Aim of the exercise
Without adding or dropping anything, copy the entries below.

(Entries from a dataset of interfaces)
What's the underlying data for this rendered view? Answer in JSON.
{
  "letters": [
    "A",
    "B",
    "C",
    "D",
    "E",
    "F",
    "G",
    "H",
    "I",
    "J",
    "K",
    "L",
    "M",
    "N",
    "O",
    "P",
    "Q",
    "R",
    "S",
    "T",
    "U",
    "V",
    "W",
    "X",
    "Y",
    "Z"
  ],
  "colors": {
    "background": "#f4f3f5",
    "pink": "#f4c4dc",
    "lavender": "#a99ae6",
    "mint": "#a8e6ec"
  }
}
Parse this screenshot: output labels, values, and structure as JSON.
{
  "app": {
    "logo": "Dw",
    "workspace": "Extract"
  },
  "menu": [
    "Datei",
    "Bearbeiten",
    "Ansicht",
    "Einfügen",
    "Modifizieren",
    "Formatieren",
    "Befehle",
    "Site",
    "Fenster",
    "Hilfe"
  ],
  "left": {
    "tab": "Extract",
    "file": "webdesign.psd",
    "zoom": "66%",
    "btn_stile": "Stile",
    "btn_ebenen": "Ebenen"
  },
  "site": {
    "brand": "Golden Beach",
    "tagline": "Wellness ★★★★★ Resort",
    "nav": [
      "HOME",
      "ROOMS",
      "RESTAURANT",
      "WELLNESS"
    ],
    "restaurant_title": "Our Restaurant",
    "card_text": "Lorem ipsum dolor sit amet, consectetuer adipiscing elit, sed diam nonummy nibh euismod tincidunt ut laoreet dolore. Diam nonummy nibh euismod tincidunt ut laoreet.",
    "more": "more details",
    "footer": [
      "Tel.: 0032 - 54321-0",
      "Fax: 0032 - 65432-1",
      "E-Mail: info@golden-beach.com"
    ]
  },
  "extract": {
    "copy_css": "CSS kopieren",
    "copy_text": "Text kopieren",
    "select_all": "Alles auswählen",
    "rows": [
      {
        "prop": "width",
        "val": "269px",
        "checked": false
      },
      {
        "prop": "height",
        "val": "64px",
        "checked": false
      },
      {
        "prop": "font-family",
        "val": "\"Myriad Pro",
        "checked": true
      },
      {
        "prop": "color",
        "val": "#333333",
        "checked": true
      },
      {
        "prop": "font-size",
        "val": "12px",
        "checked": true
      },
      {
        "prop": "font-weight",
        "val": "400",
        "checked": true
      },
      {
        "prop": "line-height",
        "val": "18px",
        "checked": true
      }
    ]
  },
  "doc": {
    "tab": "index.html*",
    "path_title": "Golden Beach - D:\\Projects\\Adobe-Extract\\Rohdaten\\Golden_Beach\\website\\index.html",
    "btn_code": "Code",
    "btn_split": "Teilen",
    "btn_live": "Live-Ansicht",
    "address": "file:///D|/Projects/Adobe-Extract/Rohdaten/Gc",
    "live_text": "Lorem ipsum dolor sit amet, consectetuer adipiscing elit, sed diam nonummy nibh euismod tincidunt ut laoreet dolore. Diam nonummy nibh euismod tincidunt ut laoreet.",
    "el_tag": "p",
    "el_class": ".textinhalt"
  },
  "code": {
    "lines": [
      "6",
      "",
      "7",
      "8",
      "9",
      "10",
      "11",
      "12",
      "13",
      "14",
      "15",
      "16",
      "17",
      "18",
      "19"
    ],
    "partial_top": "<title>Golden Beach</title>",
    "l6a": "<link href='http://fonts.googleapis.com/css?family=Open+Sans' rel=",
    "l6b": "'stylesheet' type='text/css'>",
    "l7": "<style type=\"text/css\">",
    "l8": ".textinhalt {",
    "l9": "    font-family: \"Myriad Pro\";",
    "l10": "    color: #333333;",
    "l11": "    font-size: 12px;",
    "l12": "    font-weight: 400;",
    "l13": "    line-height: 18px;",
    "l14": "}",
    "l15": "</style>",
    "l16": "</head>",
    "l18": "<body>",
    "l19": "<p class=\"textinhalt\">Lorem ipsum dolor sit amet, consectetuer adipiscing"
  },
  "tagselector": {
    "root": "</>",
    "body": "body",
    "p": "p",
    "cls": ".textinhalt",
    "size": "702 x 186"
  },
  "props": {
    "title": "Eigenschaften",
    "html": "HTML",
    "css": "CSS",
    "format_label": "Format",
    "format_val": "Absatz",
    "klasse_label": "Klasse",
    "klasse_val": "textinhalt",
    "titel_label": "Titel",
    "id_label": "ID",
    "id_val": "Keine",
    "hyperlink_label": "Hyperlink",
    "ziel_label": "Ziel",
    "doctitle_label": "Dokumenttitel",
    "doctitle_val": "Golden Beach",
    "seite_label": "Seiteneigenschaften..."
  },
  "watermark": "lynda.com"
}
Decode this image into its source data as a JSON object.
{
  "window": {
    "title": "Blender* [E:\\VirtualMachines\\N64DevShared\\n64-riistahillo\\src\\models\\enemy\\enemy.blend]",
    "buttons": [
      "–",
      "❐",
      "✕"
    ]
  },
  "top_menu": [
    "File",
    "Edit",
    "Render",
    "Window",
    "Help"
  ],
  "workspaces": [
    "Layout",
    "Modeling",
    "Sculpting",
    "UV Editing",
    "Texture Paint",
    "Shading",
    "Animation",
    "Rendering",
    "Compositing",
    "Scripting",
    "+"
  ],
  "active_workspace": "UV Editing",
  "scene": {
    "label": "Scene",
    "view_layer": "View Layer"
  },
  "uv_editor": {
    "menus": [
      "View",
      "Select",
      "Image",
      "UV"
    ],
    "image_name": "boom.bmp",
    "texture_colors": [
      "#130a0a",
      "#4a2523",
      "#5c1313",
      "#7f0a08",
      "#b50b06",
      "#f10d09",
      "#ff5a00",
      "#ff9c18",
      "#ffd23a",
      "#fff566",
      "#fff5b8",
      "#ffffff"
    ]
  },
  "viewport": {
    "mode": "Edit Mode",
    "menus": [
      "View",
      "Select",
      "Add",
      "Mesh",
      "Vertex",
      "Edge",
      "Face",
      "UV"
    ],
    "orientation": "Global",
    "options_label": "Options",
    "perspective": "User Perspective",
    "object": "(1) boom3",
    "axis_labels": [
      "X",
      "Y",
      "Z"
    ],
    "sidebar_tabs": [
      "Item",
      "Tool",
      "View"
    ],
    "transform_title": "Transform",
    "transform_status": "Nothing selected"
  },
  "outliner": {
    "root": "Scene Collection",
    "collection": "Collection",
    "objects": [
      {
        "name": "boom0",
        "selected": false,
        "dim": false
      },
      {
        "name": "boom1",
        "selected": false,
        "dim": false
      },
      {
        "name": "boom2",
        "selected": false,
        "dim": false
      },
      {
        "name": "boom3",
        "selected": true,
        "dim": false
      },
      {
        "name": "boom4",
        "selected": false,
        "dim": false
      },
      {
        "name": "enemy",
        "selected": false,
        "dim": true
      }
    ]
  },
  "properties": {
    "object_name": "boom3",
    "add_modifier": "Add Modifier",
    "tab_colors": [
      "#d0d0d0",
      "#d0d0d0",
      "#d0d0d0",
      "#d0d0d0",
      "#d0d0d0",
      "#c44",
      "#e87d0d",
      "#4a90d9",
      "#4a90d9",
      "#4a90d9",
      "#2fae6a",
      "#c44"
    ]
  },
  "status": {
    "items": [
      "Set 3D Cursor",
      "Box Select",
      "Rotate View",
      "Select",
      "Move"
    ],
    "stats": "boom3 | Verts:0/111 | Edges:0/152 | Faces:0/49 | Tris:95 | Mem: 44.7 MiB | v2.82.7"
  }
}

Response below
What's the underlying data for this rendered view? Answer in JSON.
{
  "letters": [
    "A",
    "B",
    "C",
    "D",
    "E",
    "F",
    "G",
    "H",
    "I",
    "J",
    "K",
    "L",
    "M",
    "N",
    "O",
    "P",
    "Q",
    "R",
    "S",
    "T",
    "U",
    "V",
    "W",
    "X",
    "Y",
    "Z"
  ],
  "colors": {
    "background": "#f4f3f5",
    "pink": "#f4c4dc",
    "lavender": "#a99ae6",
    "mint": "#a8e6ec"
  }
}
Parse this screenshot: output labels, values, and structure as JSON.
{
  "app": {
    "logo": "Dw",
    "workspace": "Extract"
  },
  "menu": [
    "Datei",
    "Bearbeiten",
    "Ansicht",
    "Einfügen",
    "Modifizieren",
    "Formatieren",
    "Befehle",
    "Site",
    "Fenster",
    "Hilfe"
  ],
  "left": {
    "tab": "Extract",
    "file": "webdesign.psd",
    "zoom": "66%",
    "btn_stile": "Stile",
    "btn_ebenen": "Ebenen"
  },
  "site": {
    "brand": "Golden Beach",
    "tagline": "Wellness ★★★★★ Resort",
    "nav": [
      "HOME",
      "ROOMS",
      "RESTAURANT",
      "WELLNESS"
    ],
    "restaurant_title": "Our Restaurant",
    "card_text": "Lorem ipsum dolor sit amet, consectetuer adipiscing elit, sed diam nonummy nibh euismod tincidunt ut laoreet dolore. Diam nonummy nibh euismod tincidunt ut laoreet.",
    "more": "more details",
    "footer": [
      "Tel.: 0032 - 54321-0",
      "Fax: 0032 - 65432-1",
      "E-Mail: info@golden-beach.com"
    ]
  },
  "extract": {
    "copy_css": "CSS kopieren",
    "copy_text": "Text kopieren",
    "select_all": "Alles auswählen",
    "rows": [
      {
        "prop": "width",
        "val": "269px",
        "checked": false
      },
      {
        "prop": "height",
        "val": "64px",
        "checked": false
      },
      {
        "prop": "font-family",
        "val": "\"Myriad Pro",
        "checked": true
      },
      {
        "prop": "color",
        "val": "#333333",
        "checked": true
      },
      {
        "prop": "font-size",
        "val": "12px",
        "checked": true
      },
      {
        "prop": "font-weight",
        "val": "400",
        "checked": true
      },
      {
        "prop": "line-height",
        "val": "18px",
        "checked": true
      }
    ]
  },
  "doc": {
    "tab": "index.html*",
    "path_title": "Golden Beach - D:\\Projects\\Adobe-Extract\\Rohdaten\\Golden_Beach\\website\\index.html",
    "btn_code": "Code",
    "btn_split": "Teilen",
    "btn_live": "Live-Ansicht",
    "address": "file:///D|/Projects/Adobe-Extract/Rohdaten/Gc",
    "live_text": "Lorem ipsum dolor sit amet, consectetuer adipiscing elit, sed diam nonummy nibh euismod tincidunt ut laoreet dolore. Diam nonummy nibh euismod tincidunt ut laoreet.",
    "el_tag": "p",
    "el_class": ".textinhalt"
  },
  "code": {
    "lines": [
      "6",
      "",
      "7",
      "8",
      "9",
      "10",
      "11",
      "12",
      "13",
      "14",
      "15",
      "16",
      "17",
      "18",
      "19"
    ],
    "partial_top": "<title>Golden Beach</title>",
    "l6a": "<link href='http://fonts.googleapis.com/css?family=Open+Sans' rel=",
    "l6b": "'stylesheet' type='text/css'>",
    "l7": "<style type=\"text/css\">",
    "l8": ".textinhalt {",
    "l9": "    font-family: \"Myriad Pro\";",
    "l10": "    color: #333333;",
    "l11": "    font-size: 12px;",
    "l12": "    font-weight: 400;",
    "l13": "    line-height: 18px;",
    "l14": "}",
    "l15": "</style>",
    "l16": "</head>",
    "l18": "<body>",
    "l19": "<p class=\"textinhalt\">Lorem ipsum dolor sit amet, consectetuer adipiscing"
  },
  "tagselector": {
    "root": "</>",
    "body": "body",
    "p": "p",
    "cls": ".textinhalt",
    "size": "702 x 186"
  },
  "props": {
    "title": "Eigenschaften",
    "html": "HTML",
    "css": "CSS",
    "format_label": "Format",
    "format_val": "Absatz",
    "klasse_label": "Klasse",
    "klasse_val": "textinhalt",
    "titel_label": "Titel",
    "id_label": "ID",
    "id_val": "Keine",
    "hyperlink_label": "Hyperlink",
    "ziel_label": "Ziel",
    "doctitle_label": "Dokumenttitel",
    "doctitle_val": "Golden Beach",
    "seite_label": "Seiteneigenschaften..."
  },
  "watermark": "lynda.com"
}
Decode this image into its source data as a JSON object.
{
  "window": {
    "title": "Blender* [E:\\VirtualMachines\\N64DevShared\\n64-riistahillo\\src\\models\\enemy\\enemy.blend]",
    "buttons": [
      "–",
      "❐",
      "✕"
    ]
  },
  "top_menu": [
    "File",
    "Edit",
    "Render",
    "Window",
    "Help"
  ],
  "workspaces": [
    "Layout",
    "Modeling",
    "Sculpting",
    "UV Editing",
    "Texture Paint",
    "Shading",
    "Animation",
    "Rendering",
    "Compositing",
    "Scripting",
    "+"
  ],
  "active_workspace": "UV Editing",
  "scene": {
    "label": "Scene",
    "view_layer": "View Layer"
  },
  "uv_editor": {
    "menus": [
      "View",
      "Select",
      "Image",
      "UV"
    ],
    "image_name": "boom.bmp",
    "texture_colors": [
      "#130a0a",
      "#4a2523",
      "#5c1313",
      "#7f0a08",
      "#b50b06",
      "#f10d09",
      "#ff5a00",
      "#ff9c18",
      "#ffd23a",
      "#fff566",
      "#fff5b8",
      "#ffffff"
    ]
  },
  "viewport": {
    "mode": "Edit Mode",
    "menus": [
      "View",
      "Select",
      "Add",
      "Mesh",
      "Vertex",
      "Edge",
      "Face",
      "UV"
    ],
    "orientation": "Global",
    "options_label": "Options",
    "perspective": "User Perspective",
    "object": "(1) boom3",
    "axis_labels": [
      "X",
      "Y",
      "Z"
    ],
    "sidebar_tabs": [
      "Item",
      "Tool",
      "View"
    ],
    "transform_title": "Transform",
    "transform_status": "Nothing selected"
  },
  "outliner": {
    "root": "Scene Collection",
    "collection": "Collection",
    "objects": [
      {
        "name": "boom0",
        "selected": false,
        "dim": false
      },
      {
        "name": "boom1",
        "selected": false,
        "dim": false
      },
      {
        "name": "boom2",
        "selected": false,
        "dim": false
      },
      {
        "name": "boom3",
        "selected": true,
        "dim": false
      },
      {
        "name": "boom4",
        "selected": false,
        "dim": false
      },
      {
        "name": "enemy",
        "selected": false,
        "dim": true
      }
    ]
  },
  "properties": {
    "object_name": "boom3",
    "add_modifier": "Add Modifier",
    "tab_colors": [
      "#d0d0d0",
      "#d0d0d0",
      "#d0d0d0",
      "#d0d0d0",
      "#d0d0d0",
      "#c44",
      "#e87d0d",
      "#4a90d9",
      "#4a90d9",
      "#4a90d9",
      "#2fae6a",
      "#c44"
    ]
  },
  "status": {
    "items": [
      "Set 3D Cursor",
      "Box Select",
      "Rotate View",
      "Select",
      "Move"
    ],
    "stats": "boom3 | Verts:0/111 | Edges:0/152 | Faces:0/49 | Tris:95 | Mem: 44.7 MiB | v2.82.7"
  }
}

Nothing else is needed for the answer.